One of the big issues for midwives (and any health professional for that matter) is how to keep current with clinical practice when you doing doing another full time job such as being a lecturer or researcher.
Walking the talk
On the one hand, it is vital to stay up to date and confident about clinical practice, especially when you are teaching it. I think students really respect their teachers when they see them 'walking the talk'. On the other hand, when do I fit it all in on top of my teaching, research, writing for publication, PhD studies...and, right at the bottom of the list, being a wife, mother and having a life!

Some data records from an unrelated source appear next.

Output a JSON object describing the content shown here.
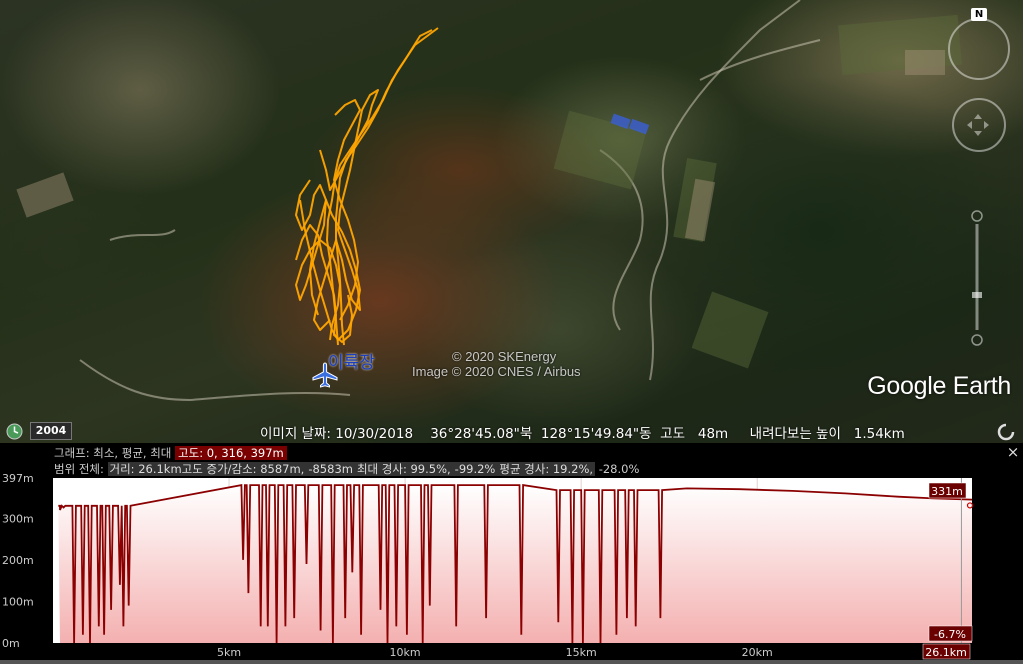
{
  "map": {
    "placemark_label": "이륙장",
    "copyright_line1": "© 2020 SKEnergy",
    "copyright_line2": "Image © 2020 CNES / Airbus",
    "logo": "Google Earth",
    "north_label": "N",
    "icons": {
      "placemark": "airplane-icon",
      "north": "north-icon",
      "clock": "clock-icon",
      "loading": "loading-icon"
    },
    "track_color": "#ffa500"
  },
  "status": {
    "year": "2004",
    "text": "이미지 날짜: 10/30/2018    36°28'45.08\"북  128°15'49.84\"동  고도   48m     내려다보는 높이   1.54km"
  },
  "profile": {
    "row1_prefix": "그래프: 최소, 평균, 최대",
    "row1_badge": "고도: 0, 316, 397m",
    "row2_prefix": "범위 전체:",
    "row2_badge1": "거리: 26.1km고도 증가/감소: 8587m,",
    "row2_badge2": "-8583m",
    "row2_badge3": "최대 경사: 99.5%,",
    "row2_badge4": "-99.2%",
    "row2_badge5": "평균 경사: 19.2%,",
    "row2_tail": "-28.0%",
    "current_elev": "331m",
    "current_grade": "-6.7%",
    "current_dist": "26.1km",
    "close_label": "×"
  },
  "chart_data": {
    "type": "area",
    "title": "",
    "xlabel": "",
    "ylabel": "",
    "x_ticks": [
      "5km",
      "10km",
      "15km",
      "20km"
    ],
    "x_tick_values": [
      5,
      10,
      15,
      20
    ],
    "y_ticks": [
      "397m",
      "300m",
      "200m",
      "100m",
      "0m"
    ],
    "y_tick_values": [
      397,
      300,
      200,
      100,
      0
    ],
    "xlim": [
      0,
      26.1
    ],
    "ylim": [
      0,
      397
    ],
    "line_color": "#8b0000",
    "fill_color": "#f7c4c4",
    "baseline_elev": 360,
    "series": [
      {
        "dips": [
          [
            0.2,
            320
          ],
          [
            0.3,
            326
          ],
          [
            0.6,
            0
          ],
          [
            0.85,
            20
          ],
          [
            1.05,
            0
          ],
          [
            1.3,
            40
          ],
          [
            1.45,
            20
          ],
          [
            1.65,
            80
          ],
          [
            1.9,
            140
          ],
          [
            2.0,
            40
          ],
          [
            2.15,
            90
          ],
          [
            5.4,
            200
          ],
          [
            5.55,
            120
          ],
          [
            5.9,
            40
          ],
          [
            6.1,
            40
          ],
          [
            6.35,
            0
          ],
          [
            6.6,
            40
          ],
          [
            6.85,
            60
          ],
          [
            7.2,
            190
          ],
          [
            7.6,
            30
          ],
          [
            7.95,
            0
          ],
          [
            8.3,
            60
          ],
          [
            8.5,
            170
          ],
          [
            8.75,
            20
          ],
          [
            9.3,
            80
          ],
          [
            9.5,
            0
          ],
          [
            9.75,
            40
          ],
          [
            10.05,
            20
          ],
          [
            10.5,
            0
          ],
          [
            10.7,
            90
          ],
          [
            11.45,
            40
          ],
          [
            12.3,
            60
          ],
          [
            13.3,
            20
          ],
          [
            14.35,
            50
          ],
          [
            14.75,
            0
          ],
          [
            15.05,
            0
          ],
          [
            15.55,
            0
          ],
          [
            16.0,
            20
          ],
          [
            16.3,
            60
          ],
          [
            16.55,
            40
          ],
          [
            17.25,
            60
          ]
        ]
      }
    ]
  }
}
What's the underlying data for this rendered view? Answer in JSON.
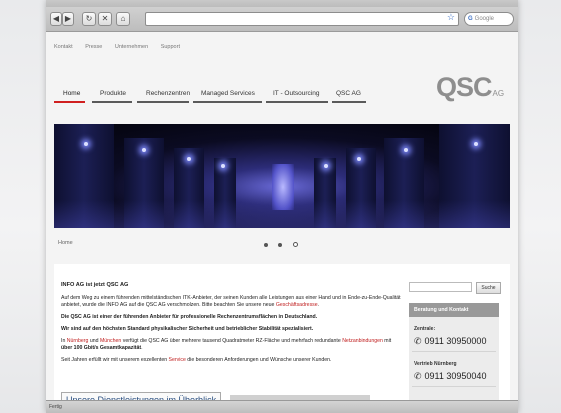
{
  "browser": {
    "search_placeholder": "Google",
    "status": "Fertig"
  },
  "meta_nav": [
    "Kontakt",
    "Presse",
    "Unternehmen",
    "Support"
  ],
  "main_nav": [
    {
      "label": "Home",
      "active": true
    },
    {
      "label": "Produkte",
      "active": false
    },
    {
      "label": "Rechenzentren",
      "active": false
    },
    {
      "label": "Managed Services",
      "active": false
    },
    {
      "label": "IT - Outsourcing",
      "active": false
    },
    {
      "label": "QSC AG",
      "active": false
    }
  ],
  "logo": {
    "text": "QSC",
    "suffix": "AG",
    "color": "#8e8e8e"
  },
  "slider": {
    "slide_count": 3,
    "current": 3
  },
  "breadcrumb": "Home",
  "article": {
    "heading": "INFO AG ist jetzt QSC AG",
    "p1_text": "Auf dem Weg zu einem führenden mittelständischen ITK-Anbieter, der seinen Kunden alle Leistungen aus einer Hand und in Ende-zu-Ende-Qualität anbietet, wurde die INFO AG auf die QSC AG verschmolzen. Bitte beachten Sie unsere neue ",
    "p1_link": "Geschäftsadresse",
    "p1_end": ".",
    "p2": "Die QSC AG ist einer der führenden Anbieter für professionelle Rechenzentrumsflächen in Deutschland.",
    "p3": "Wir sind auf den höchsten Standard physikalischer Sicherheit und betrieblicher Stabilität spezialisiert.",
    "p4_a": "In ",
    "p4_link1": "Nürnberg",
    "p4_b": " und ",
    "p4_link2": "München",
    "p4_c": " verfügt die QSC AG über mehrere tausend Quadratmeter RZ-Fläche und mehrfach redundante ",
    "p4_link3": "Netzanbindungen",
    "p4_d": " mit ",
    "p4_bold": "über 100 Gbit/s Gesamtkapazität",
    "p4_e": ".",
    "p5_a": "Seit Jahren erfüllt wir mit unserem exzellenten ",
    "p5_link": "Service",
    "p5_b": " die besonderen Anforderungen und Wünsche unserer Kunden.",
    "services_box": "Unsere Dienstleistungen im Überblick"
  },
  "sidebar": {
    "search_button": "Suche",
    "panel_title": "Beratung und Kontakt",
    "contacts": [
      {
        "label": "Zentrale:",
        "phone": "0911 30950000"
      },
      {
        "label": "Vertrieb Nürnberg",
        "phone": "0911 30950040"
      }
    ]
  },
  "colors": {
    "accent_red": "#d02020",
    "nav_bar": "#5a5a5a",
    "link_red": "#c02020"
  }
}
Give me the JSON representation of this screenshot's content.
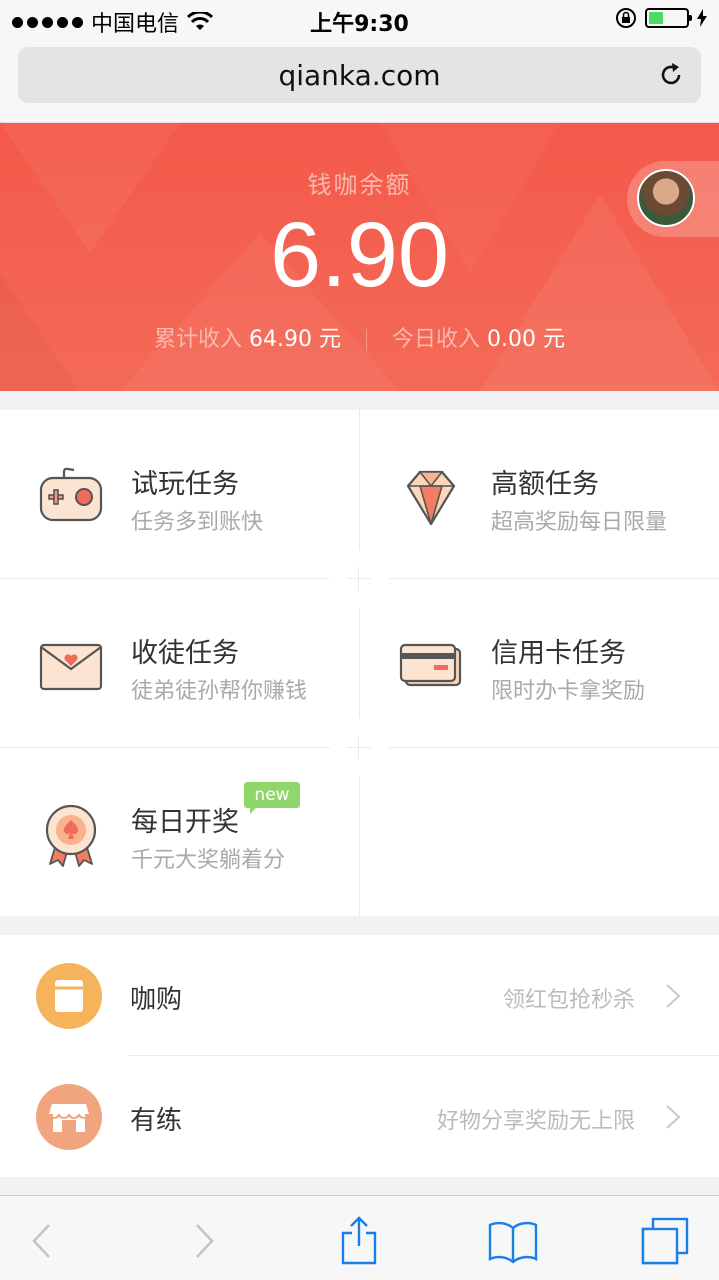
{
  "status_bar": {
    "carrier": "中国电信",
    "time": "上午9:30"
  },
  "browser": {
    "url": "qianka.com"
  },
  "balance": {
    "title": "钱咖余额",
    "amount": "6.90",
    "total_label": "累计收入",
    "total_value": "64.90 元",
    "today_label": "今日收入",
    "today_value": "0.00 元"
  },
  "tasks": [
    {
      "title": "试玩任务",
      "subtitle": "任务多到账快",
      "icon": "gamepad-icon"
    },
    {
      "title": "高额任务",
      "subtitle": "超高奖励每日限量",
      "icon": "diamond-icon"
    },
    {
      "title": "收徒任务",
      "subtitle": "徒弟徒孙帮你赚钱",
      "icon": "envelope-heart-icon"
    },
    {
      "title": "信用卡任务",
      "subtitle": "限时办卡拿奖励",
      "icon": "credit-card-icon"
    },
    {
      "title": "每日开奖",
      "subtitle": "千元大奖躺着分",
      "icon": "award-medal-icon",
      "badge": "new"
    }
  ],
  "links": [
    {
      "title": "咖购",
      "hint": "领红包抢秒杀",
      "icon": "shopping-bag-icon",
      "color": "#f7b35b"
    },
    {
      "title": "有练",
      "hint": "好物分享奖励无上限",
      "icon": "shop-icon",
      "color": "#f0a57f"
    }
  ],
  "colors": {
    "hero_red": "#f4594a",
    "badge_green": "#8fd66b",
    "ios_blue": "#1a7fe6"
  }
}
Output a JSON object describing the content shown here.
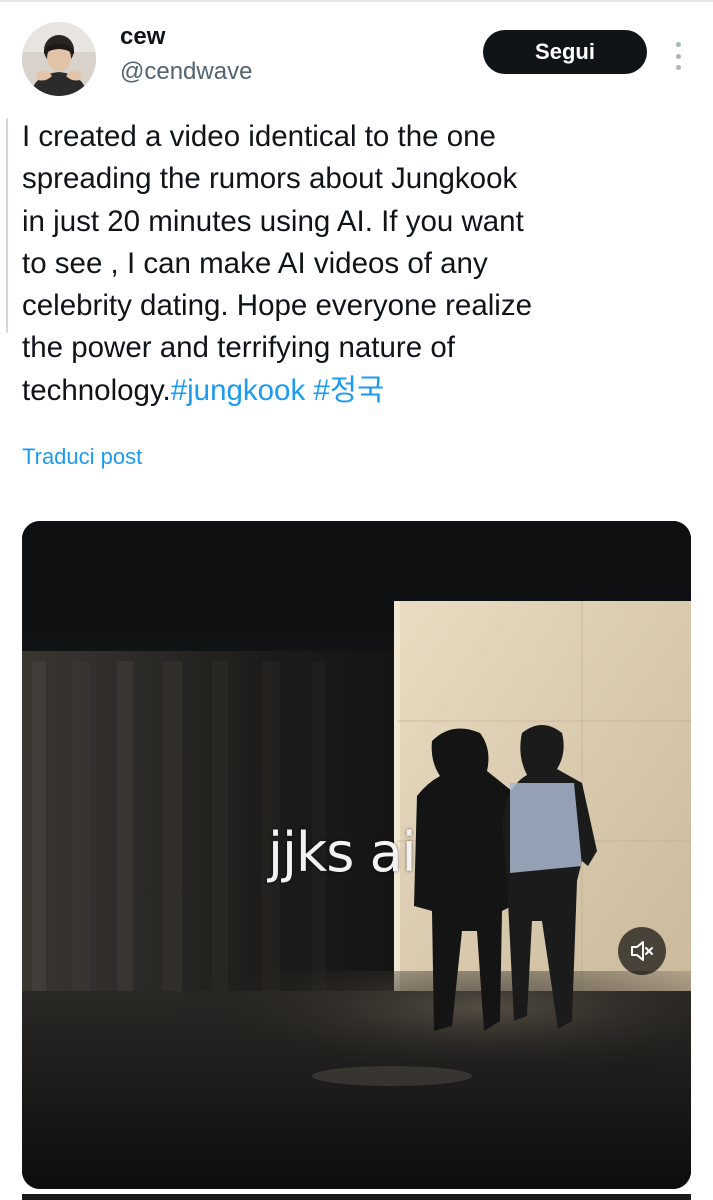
{
  "header": {
    "display_name": "cew",
    "handle": "@cendwave",
    "follow_label": "Segui",
    "more_icon": "more-vertical-icon"
  },
  "post": {
    "text": "I created a video identical to the one\nspreading the rumors about Jungkook\nin just 20 minutes using AI. If you want\nto see , I can make AI videos of any\ncelebrity dating. Hope everyone realize\nthe power and terrifying nature of\ntechnology.",
    "hashtags": [
      "#jungkook",
      "#정국"
    ],
    "translate_label": "Traduci post"
  },
  "media": {
    "type": "video",
    "caption": "jjks ai",
    "mute_icon": "volume-muted-icon"
  },
  "colors": {
    "link": "#1d9bf0",
    "text": "#0f1419",
    "secondary_text": "#536471",
    "button_bg": "#0f1419",
    "button_text": "#ffffff"
  }
}
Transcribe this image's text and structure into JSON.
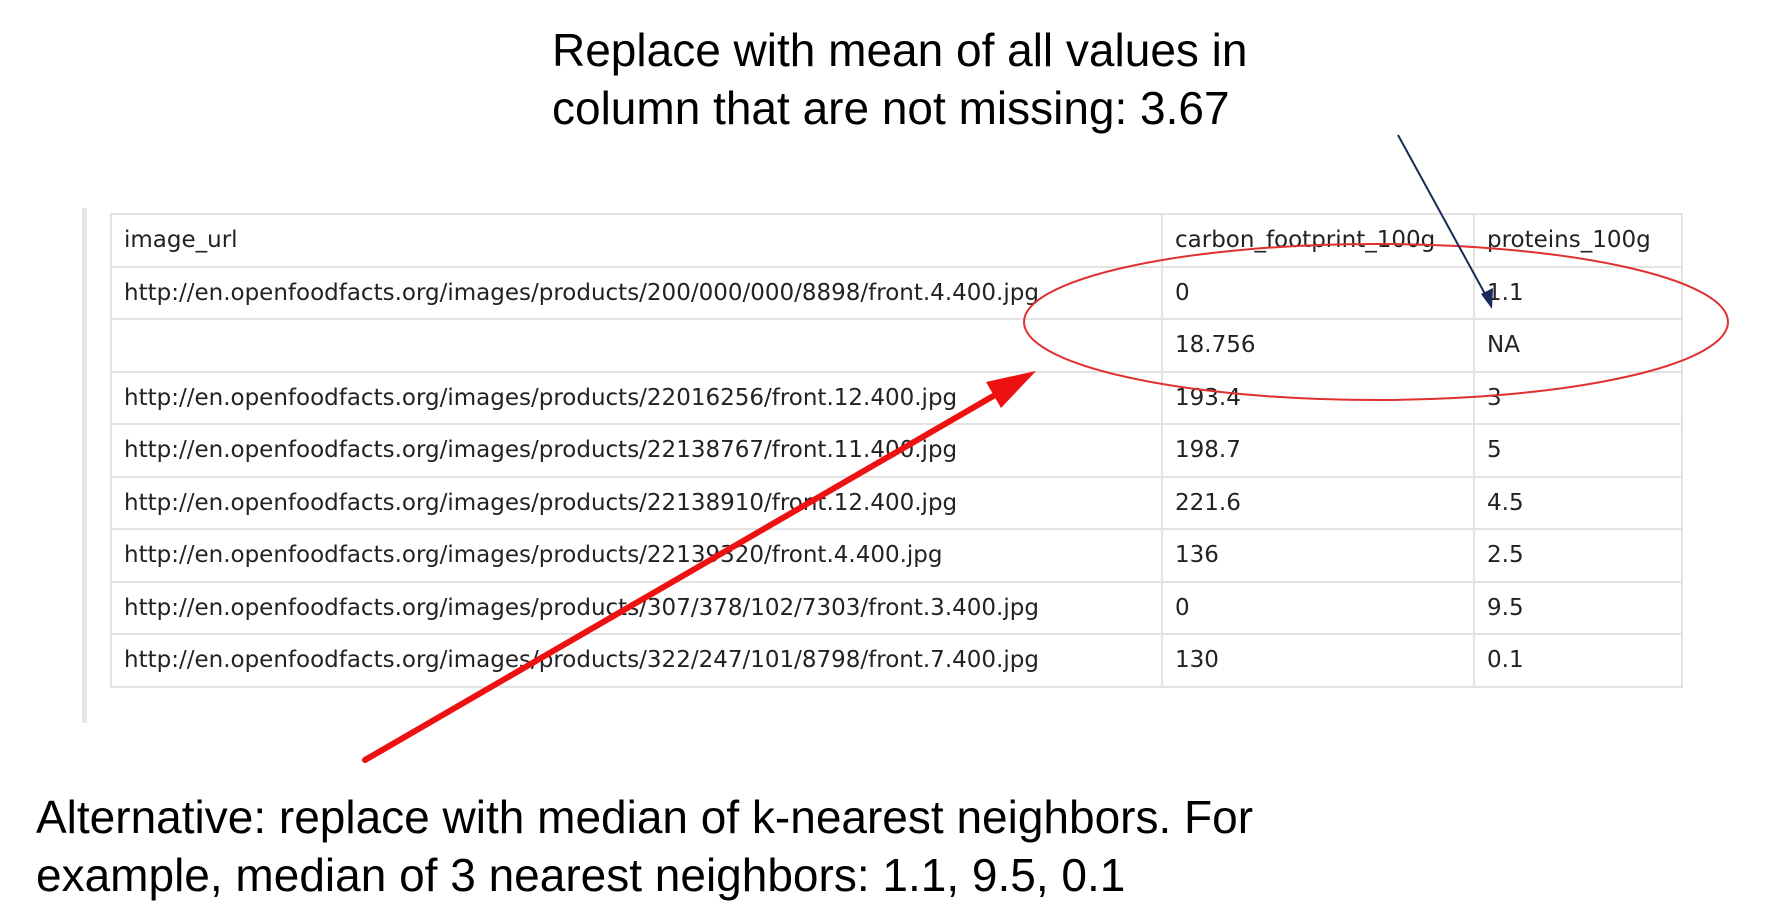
{
  "annotations": {
    "top_caption": [
      "Replace with mean of all values in",
      "column that are not missing: 3.67"
    ],
    "bottom_caption": [
      "Alternative: replace with median of k-nearest neighbors. For",
      "example, median of 3 nearest neighbors: 1.1, 9.5, 0.1"
    ]
  },
  "table": {
    "headers": [
      "image_url",
      "carbon_footprint_100g",
      "proteins_100g"
    ],
    "rows": [
      [
        "http://en.openfoodfacts.org/images/products/200/000/000/8898/front.4.400.jpg",
        "0",
        "1.1"
      ],
      [
        "",
        "18.756",
        "NA"
      ],
      [
        "http://en.openfoodfacts.org/images/products/22016256/front.12.400.jpg",
        "193.4",
        "3"
      ],
      [
        "http://en.openfoodfacts.org/images/products/22138767/front.11.400.jpg",
        "198.7",
        "5"
      ],
      [
        "http://en.openfoodfacts.org/images/products/22138910/front.12.400.jpg",
        "221.6",
        "4.5"
      ],
      [
        "http://en.openfoodfacts.org/images/products/22139320/front.4.400.jpg",
        "136",
        "2.5"
      ],
      [
        "http://en.openfoodfacts.org/images/products/307/378/102/7303/front.3.400.jpg",
        "0",
        "9.5"
      ],
      [
        "http://en.openfoodfacts.org/images/products/322/247/101/8798/front.7.400.jpg",
        "130",
        "0.1"
      ]
    ]
  },
  "colors": {
    "ellipse": "#e03030",
    "red_arrow": "#ee1111",
    "blue_arrow": "#1a2a5a"
  }
}
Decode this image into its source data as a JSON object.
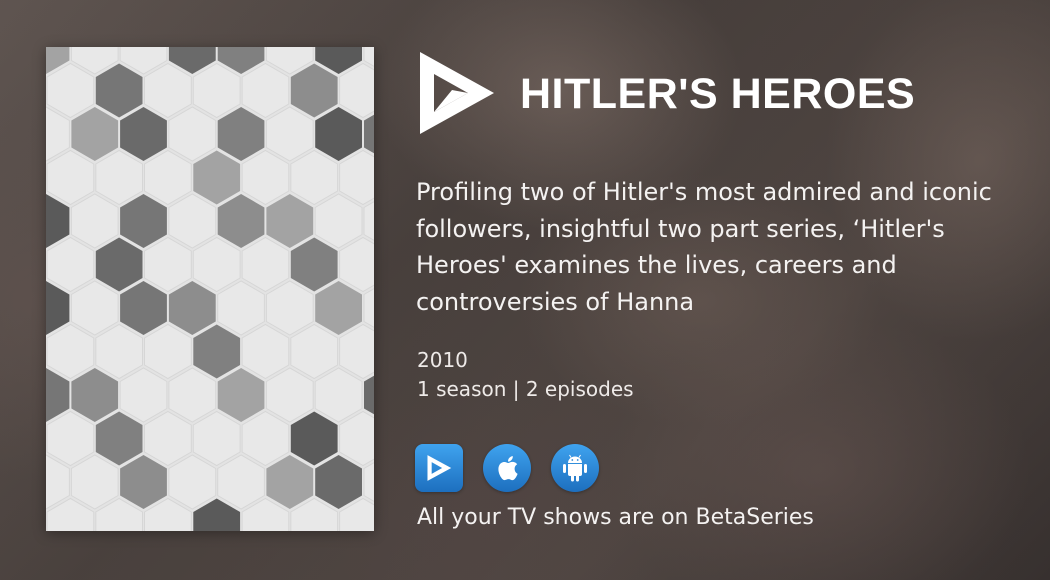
{
  "show": {
    "title": "HITLER'S HEROES",
    "description": "Profiling two of Hitler's most admired and iconic followers, insightful two part series, ‘Hitler's Heroes' examines the lives, careers and controversies of Hanna",
    "year": "2010",
    "seasons_episodes": "1 season | 2 episodes"
  },
  "apps": [
    {
      "name": "betaseries-app-icon"
    },
    {
      "name": "apple-icon"
    },
    {
      "name": "android-icon"
    }
  ],
  "tagline": "All your TV shows are on BetaSeries",
  "colors": {
    "app_button": "#2b86d6",
    "poster_bg": "#e3e3e3",
    "text": "#ffffff"
  }
}
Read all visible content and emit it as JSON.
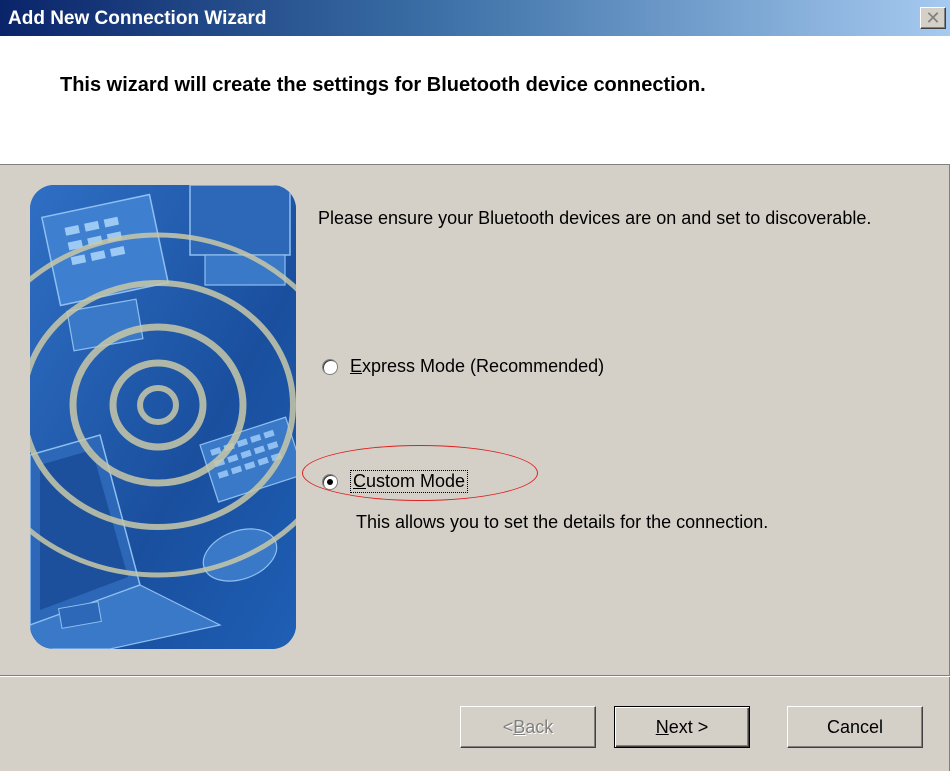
{
  "window": {
    "title": "Add New Connection Wizard",
    "close_symbol": "✕"
  },
  "header": {
    "text": "This wizard will create the settings for Bluetooth device connection."
  },
  "main": {
    "intro": "Please ensure your Bluetooth devices are on and set to discoverable.",
    "options": [
      {
        "label_prefix": "",
        "access_key": "E",
        "label_rest": "xpress Mode (Recommended)",
        "selected": false
      },
      {
        "label_prefix": "",
        "access_key": "C",
        "label_rest": "ustom Mode",
        "selected": true,
        "description": "This allows you to set the details for the connection."
      }
    ]
  },
  "buttons": {
    "back_prefix": "< ",
    "back_key": "B",
    "back_rest": "ack",
    "back_enabled": false,
    "next_key": "N",
    "next_rest": "ext >",
    "cancel": "Cancel"
  },
  "colors": {
    "titlebar_start": "#0a246a",
    "titlebar_end": "#a6caf0",
    "dialog_bg": "#d4d0c8",
    "annotation": "#e02020",
    "illustration_bg": "#1a54a8"
  },
  "icons": [
    "close-icon",
    "bluetooth-devices-illustration",
    "radio-unchecked",
    "radio-checked"
  ]
}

There's no doubt that teaching keeps you up to date. In a lot of ways, I am probably more up to date that the average midwife, because perusing journals and reading research is part of my job. The students also keep me very grounded - I live vicariously through them. I teach clinical skills, so I do not feel I am lacking in competence. And, I have been a midwife for many years, so I do not feel I need particular experience. But having not worked in the clinical context for a while, it will be great to emerse myself in midwifery again and re-vitalize my love of working with women and their families.
The other thing that is driving this is that I have to do some clinical work next year in order to keep my practicing certificate, which I need to be able to teach.
Where, what and how?
I think the easiest way to manage this will be to take some time out and work in a maternity unit somewhere. I will be able to take two weeks from lecturing, and maybe even longer.
I could work at my local maternity unit at Dunedin Hospital, but as it is a tertiary unit (dealing with a lot of complications) I would want to be supernumerary. The advantage of that is that I wouldn't have to leave home. But I am not sure how beneficial that would be for my learning. I know I'd end up doing nothing but care for women who are having cesarean sections, and I do not want to spend my precious two weeks doing that.
I am sure I could be a locum anywhere in the country because of midwife shortages. I'd be welcomed with open arms at rural units, such as Queenstown. I mean, what could beat working there, one of the most picturesque places in the world. But at the same time, it's been a while since I've worked in the clinical context, so I'd want to feel I had lots of support, not to be the only midwife for miles around.
Or, I could take off and do something completely different, like work a stint in Samoa or Rarotonga, or even go to Australia.
Best learning opportunities
I guess I need to decide what I want to achieve in regards to my learning and midwifery competence before I decide where to go and what to do. I am also very mindful of my back and do not want to aggravate it in a setting where I will have to do a lot of bending and lifting.
What I think I will do first is go through the Midwifery Standards Review Process and get my portfolio up to date. This will help me decide what my learning aims are and how to go about achieving them.
How do you keep current if you are a health professional who is a lecturer, researcher or manager? Should a certain amount of clinical practice be part of our job requirements?
Image: 'Queenstown, New Zealand' slack13